■ **Work required**: Each line of the records below that contains "data" needs to be copied.

■ **Entries supplied**:

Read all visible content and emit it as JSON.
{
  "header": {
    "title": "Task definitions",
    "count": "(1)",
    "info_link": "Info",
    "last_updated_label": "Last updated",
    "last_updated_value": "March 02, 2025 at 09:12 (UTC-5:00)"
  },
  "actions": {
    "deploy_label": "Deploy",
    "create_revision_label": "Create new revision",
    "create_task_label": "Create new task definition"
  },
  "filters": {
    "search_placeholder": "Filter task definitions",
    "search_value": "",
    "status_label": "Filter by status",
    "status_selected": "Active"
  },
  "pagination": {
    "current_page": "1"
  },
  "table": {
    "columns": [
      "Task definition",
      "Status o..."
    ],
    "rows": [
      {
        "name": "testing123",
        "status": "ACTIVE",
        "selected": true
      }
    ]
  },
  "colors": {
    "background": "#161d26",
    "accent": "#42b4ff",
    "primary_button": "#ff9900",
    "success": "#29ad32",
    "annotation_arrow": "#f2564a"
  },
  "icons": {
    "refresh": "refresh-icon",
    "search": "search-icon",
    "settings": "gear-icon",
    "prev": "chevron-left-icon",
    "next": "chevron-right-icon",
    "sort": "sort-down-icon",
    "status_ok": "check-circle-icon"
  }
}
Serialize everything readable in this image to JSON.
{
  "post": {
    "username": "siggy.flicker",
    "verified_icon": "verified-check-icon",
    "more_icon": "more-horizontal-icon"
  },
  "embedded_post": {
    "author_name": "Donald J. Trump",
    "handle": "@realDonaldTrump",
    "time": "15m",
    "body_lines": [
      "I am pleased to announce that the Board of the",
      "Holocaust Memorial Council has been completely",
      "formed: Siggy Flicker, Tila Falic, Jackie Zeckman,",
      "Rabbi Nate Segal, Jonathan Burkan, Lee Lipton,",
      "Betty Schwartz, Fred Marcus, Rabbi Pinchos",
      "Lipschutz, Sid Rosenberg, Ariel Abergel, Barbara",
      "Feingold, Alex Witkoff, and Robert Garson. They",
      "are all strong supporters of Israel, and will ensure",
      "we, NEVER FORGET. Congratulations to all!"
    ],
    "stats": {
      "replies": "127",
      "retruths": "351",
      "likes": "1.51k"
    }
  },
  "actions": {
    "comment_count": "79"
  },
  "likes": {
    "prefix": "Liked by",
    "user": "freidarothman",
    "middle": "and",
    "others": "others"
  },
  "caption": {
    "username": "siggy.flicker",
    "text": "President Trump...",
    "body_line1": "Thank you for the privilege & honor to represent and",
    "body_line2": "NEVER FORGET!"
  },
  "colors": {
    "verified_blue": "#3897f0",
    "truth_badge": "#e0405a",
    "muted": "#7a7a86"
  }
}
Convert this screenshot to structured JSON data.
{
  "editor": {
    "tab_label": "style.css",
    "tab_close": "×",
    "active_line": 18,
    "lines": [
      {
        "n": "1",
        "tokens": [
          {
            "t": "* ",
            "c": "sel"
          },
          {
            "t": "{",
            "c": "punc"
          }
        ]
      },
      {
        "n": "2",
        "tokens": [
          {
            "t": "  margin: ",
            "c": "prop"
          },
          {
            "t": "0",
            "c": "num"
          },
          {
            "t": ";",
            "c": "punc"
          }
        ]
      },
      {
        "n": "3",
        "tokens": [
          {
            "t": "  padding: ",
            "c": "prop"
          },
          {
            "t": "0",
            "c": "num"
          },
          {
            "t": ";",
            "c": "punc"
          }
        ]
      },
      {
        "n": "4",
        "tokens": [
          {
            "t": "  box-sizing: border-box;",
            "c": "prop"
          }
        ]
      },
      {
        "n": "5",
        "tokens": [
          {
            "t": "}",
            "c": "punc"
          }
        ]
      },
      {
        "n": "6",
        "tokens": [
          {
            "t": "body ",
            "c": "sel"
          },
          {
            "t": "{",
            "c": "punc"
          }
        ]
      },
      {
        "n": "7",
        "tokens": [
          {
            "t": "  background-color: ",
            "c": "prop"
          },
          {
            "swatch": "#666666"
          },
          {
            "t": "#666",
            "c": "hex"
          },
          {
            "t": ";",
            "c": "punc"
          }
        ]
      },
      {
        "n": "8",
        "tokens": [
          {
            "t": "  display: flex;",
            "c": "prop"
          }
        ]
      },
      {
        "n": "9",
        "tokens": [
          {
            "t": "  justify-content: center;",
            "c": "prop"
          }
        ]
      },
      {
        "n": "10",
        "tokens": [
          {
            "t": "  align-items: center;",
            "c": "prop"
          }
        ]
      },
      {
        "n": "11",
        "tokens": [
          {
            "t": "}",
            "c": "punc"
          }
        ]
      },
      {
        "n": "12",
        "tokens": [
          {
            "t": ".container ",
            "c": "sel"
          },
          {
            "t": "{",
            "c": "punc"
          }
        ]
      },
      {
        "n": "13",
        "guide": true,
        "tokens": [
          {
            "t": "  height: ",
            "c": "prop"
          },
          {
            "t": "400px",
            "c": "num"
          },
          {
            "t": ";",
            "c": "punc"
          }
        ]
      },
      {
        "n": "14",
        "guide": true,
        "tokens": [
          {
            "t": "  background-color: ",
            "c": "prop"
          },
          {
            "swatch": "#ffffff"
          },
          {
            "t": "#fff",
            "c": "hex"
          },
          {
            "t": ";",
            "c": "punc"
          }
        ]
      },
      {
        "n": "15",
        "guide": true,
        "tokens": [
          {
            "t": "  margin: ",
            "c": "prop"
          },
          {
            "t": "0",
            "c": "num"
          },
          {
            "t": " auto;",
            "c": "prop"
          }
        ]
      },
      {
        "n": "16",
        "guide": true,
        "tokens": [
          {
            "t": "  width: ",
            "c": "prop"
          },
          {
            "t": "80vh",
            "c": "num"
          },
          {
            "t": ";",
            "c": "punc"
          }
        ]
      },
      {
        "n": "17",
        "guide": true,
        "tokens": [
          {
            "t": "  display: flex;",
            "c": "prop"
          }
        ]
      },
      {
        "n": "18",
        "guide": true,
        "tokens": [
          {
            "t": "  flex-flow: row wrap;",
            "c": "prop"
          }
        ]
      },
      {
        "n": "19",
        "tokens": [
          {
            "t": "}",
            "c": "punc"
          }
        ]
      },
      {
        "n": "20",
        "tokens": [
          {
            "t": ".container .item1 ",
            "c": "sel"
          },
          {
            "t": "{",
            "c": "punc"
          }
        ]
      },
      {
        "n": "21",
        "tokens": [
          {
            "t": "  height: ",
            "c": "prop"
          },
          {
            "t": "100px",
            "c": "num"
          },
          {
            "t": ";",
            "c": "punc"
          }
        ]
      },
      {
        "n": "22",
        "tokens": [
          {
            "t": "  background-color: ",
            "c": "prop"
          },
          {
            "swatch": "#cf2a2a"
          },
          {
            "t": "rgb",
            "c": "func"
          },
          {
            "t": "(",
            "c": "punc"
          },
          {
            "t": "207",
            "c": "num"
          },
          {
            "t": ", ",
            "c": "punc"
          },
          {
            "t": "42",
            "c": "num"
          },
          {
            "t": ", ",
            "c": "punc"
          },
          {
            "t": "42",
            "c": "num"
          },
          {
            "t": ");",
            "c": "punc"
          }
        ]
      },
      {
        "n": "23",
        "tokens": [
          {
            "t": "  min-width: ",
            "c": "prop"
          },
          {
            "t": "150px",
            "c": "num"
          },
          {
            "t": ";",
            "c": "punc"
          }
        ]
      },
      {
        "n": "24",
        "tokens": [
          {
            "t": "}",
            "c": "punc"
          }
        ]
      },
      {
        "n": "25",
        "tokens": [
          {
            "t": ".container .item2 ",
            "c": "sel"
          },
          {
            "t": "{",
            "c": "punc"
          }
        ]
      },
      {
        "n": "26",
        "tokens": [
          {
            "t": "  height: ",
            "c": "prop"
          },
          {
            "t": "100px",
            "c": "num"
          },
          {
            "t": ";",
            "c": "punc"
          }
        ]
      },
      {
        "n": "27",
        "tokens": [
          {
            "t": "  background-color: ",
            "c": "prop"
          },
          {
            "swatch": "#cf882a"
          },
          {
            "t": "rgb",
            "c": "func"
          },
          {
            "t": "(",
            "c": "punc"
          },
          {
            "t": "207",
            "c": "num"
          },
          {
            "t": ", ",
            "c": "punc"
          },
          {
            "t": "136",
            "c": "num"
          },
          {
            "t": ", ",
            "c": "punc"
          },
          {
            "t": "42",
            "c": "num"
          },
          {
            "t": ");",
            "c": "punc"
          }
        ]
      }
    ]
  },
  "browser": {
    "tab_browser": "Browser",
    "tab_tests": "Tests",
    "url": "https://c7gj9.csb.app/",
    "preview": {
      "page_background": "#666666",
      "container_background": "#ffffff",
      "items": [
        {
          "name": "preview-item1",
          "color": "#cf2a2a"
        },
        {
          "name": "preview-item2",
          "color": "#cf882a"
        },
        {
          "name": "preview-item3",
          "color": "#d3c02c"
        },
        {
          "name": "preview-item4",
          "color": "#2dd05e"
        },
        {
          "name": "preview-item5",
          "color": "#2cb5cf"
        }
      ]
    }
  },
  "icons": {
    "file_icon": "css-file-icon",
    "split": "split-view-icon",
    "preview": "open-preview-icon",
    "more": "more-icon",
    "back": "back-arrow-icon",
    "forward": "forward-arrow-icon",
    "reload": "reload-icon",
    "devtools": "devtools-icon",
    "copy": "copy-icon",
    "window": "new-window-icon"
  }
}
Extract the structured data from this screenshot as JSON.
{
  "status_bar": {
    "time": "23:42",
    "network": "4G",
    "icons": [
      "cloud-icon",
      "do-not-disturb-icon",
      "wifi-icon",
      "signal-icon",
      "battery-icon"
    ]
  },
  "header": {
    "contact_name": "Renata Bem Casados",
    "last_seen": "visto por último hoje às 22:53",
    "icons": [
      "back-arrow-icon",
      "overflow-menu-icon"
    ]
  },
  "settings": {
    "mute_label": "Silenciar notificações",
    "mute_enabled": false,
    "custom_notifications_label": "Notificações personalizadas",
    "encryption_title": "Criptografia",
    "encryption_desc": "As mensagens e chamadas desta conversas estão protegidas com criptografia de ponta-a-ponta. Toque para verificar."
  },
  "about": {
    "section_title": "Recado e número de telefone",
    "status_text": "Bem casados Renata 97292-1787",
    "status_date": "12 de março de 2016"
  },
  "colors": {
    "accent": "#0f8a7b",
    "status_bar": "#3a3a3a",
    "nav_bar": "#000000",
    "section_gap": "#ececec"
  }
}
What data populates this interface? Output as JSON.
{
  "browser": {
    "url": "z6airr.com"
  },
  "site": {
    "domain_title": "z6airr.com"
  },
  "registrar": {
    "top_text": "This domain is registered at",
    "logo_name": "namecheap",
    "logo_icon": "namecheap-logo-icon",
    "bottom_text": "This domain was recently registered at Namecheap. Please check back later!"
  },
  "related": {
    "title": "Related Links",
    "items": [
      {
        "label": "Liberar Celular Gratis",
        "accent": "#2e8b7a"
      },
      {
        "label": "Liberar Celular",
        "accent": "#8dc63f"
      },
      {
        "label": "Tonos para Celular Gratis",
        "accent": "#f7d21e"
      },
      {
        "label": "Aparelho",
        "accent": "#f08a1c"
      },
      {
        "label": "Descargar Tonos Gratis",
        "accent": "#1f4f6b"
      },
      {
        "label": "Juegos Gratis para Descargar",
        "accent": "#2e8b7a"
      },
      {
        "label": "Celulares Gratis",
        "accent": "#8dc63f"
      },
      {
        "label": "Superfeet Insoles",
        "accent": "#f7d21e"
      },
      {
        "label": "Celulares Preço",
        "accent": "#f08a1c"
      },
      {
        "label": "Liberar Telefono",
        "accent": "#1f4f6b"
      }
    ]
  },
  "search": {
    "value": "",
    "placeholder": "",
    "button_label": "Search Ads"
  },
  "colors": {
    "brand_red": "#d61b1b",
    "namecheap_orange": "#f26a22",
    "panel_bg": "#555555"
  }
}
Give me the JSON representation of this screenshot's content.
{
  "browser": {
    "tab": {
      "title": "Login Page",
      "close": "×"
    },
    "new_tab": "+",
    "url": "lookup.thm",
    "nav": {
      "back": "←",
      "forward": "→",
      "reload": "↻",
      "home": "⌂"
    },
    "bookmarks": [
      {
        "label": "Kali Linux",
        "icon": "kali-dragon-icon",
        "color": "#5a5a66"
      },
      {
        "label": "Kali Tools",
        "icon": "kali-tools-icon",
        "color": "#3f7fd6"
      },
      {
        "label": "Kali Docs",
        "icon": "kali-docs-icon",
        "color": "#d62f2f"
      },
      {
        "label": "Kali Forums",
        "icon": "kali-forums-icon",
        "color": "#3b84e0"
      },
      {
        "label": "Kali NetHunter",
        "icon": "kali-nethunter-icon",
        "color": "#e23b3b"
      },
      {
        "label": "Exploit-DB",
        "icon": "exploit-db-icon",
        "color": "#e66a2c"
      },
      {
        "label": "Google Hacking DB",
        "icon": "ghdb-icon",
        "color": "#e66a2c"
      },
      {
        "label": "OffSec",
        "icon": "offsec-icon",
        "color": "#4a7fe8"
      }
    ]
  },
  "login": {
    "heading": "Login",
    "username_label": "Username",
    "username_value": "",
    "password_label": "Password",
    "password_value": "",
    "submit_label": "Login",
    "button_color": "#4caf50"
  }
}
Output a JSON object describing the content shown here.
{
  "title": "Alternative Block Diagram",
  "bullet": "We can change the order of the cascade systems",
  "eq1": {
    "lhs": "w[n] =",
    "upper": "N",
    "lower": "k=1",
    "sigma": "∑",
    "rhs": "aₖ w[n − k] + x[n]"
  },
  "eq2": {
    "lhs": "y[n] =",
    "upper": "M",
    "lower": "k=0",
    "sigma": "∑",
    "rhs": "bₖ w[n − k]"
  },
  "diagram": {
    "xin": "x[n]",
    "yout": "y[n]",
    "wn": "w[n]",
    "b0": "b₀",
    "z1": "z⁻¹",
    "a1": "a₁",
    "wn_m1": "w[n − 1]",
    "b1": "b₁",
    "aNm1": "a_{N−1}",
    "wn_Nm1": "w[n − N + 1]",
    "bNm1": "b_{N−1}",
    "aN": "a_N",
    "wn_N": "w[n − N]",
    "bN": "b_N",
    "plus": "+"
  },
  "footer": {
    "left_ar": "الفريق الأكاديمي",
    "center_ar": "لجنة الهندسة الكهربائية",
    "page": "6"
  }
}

■ **Your solution**:
Convert this screenshot to structured JSON data.
Extract the structured data from this screenshot as JSON.
What data populates this interface? Output as JSON.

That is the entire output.